of your Elder.”
“I haven't done a drawing.”
“Well, don't tell us what you haven't done, Robert. Tell us what you have done.”
“I've been to the Top Floor Flat, Chance House, twenty-six St Aubyns.”
“Liar,” says Niker.
“I had to go. She asked me.”
“Who? What are you talking about?”
“Edith. She asked me. She said it was there. Her wisdom. But it isn't. There's nothing there. It's derelict.”
Miss Raynham walks to the front of the class and puts a sweaty hand on my forehead. Or maybe it's my forehead that's sweaty.
“Are you still feeling sick?” she asks.
Wesley swipes the desk. “These fleas,” he says.
I cough. Miss Raynham delves into her pocket and produces a large, folded cotton handkerchief. I put it to my mouth.
“Gross,” says Niker.
He thinks I'm spitting and that gives rile an idea. I chew the inside of my cheek and then I do spit. Blood goes on to the handkerchief. Feebly I present the bloodied rag to Miss Raynham.
“Oh Robert, dear child. Come with me.” And this giant, suddenly motherly woman conducts me out of the Art Room and along the corridor, her arm around my shoulder, her bosom wobbling against my face.
“Temporary sick room,” she says, opening the door of the staff room. It smells of stale perfume and stale smoke.
“Sit.” She indicates a green, soggy-looking armchair. “I’ll phone the nurse.”
But I don't want to sit. In fact I can't sit. Because something inside me is heaving. I bend double, I convulse, then, without warning, my body straightens like a whip, and something red and evil vomits out of my throat. It lands on Miss Raynham's large bosom.

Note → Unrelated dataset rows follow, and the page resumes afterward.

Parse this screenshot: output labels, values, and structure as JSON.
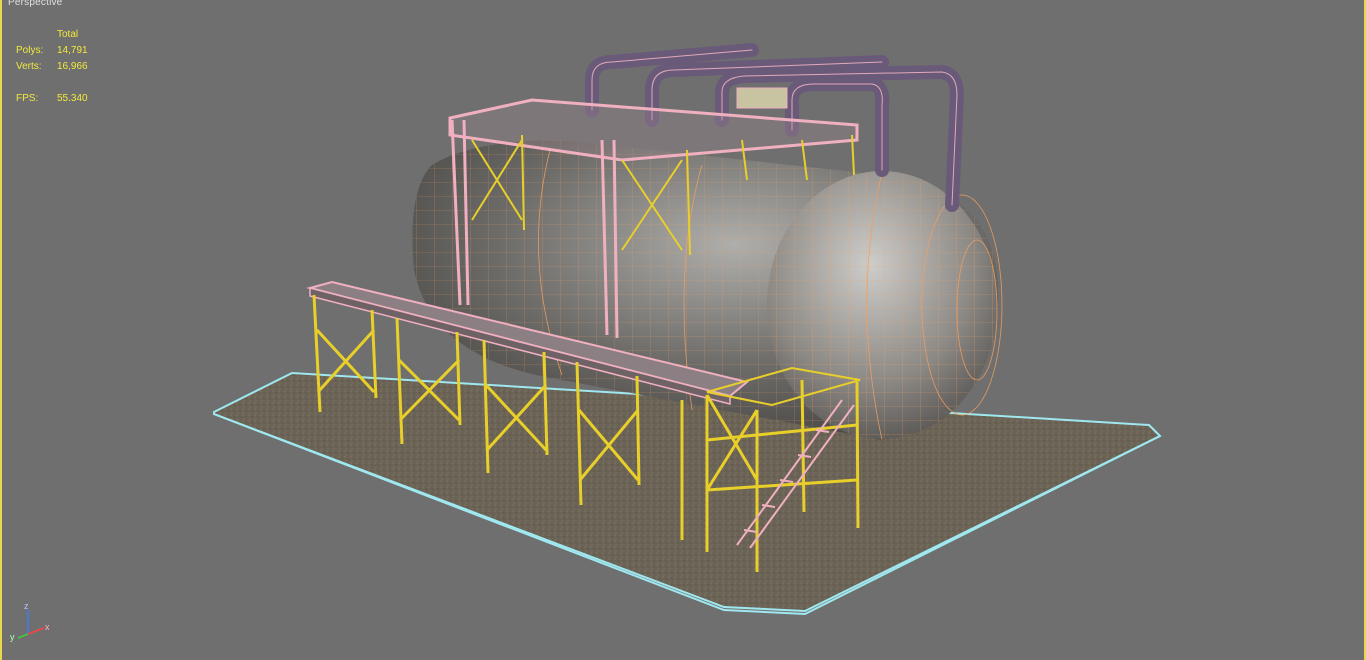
{
  "viewport": {
    "label": "Perspective",
    "stats": {
      "header": "Total",
      "polys_label": "Polys:",
      "polys_value": "14,791",
      "verts_label": "Verts:",
      "verts_value": "16,966",
      "fps_label": "FPS:",
      "fps_value": "55.340"
    },
    "axes": {
      "x": "x",
      "y": "y",
      "z": "z"
    }
  },
  "colors": {
    "viewport_bg": "#6f6f6f",
    "border_active": "#e8d84a",
    "stats_text": "#f2ea3c",
    "wire_frame": "#e8cf2a",
    "wire_pink": "#f0b0c0",
    "tank_wire": "#f0a060",
    "base_outline": "#a0e8f0"
  },
  "icons": [
    "axis-tripod-icon"
  ]
}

It spatters her. I think it's Sausage casserole.
“Oh dear,” says Miss Raynham, rather mildly. “Oh dear, dear, dear.”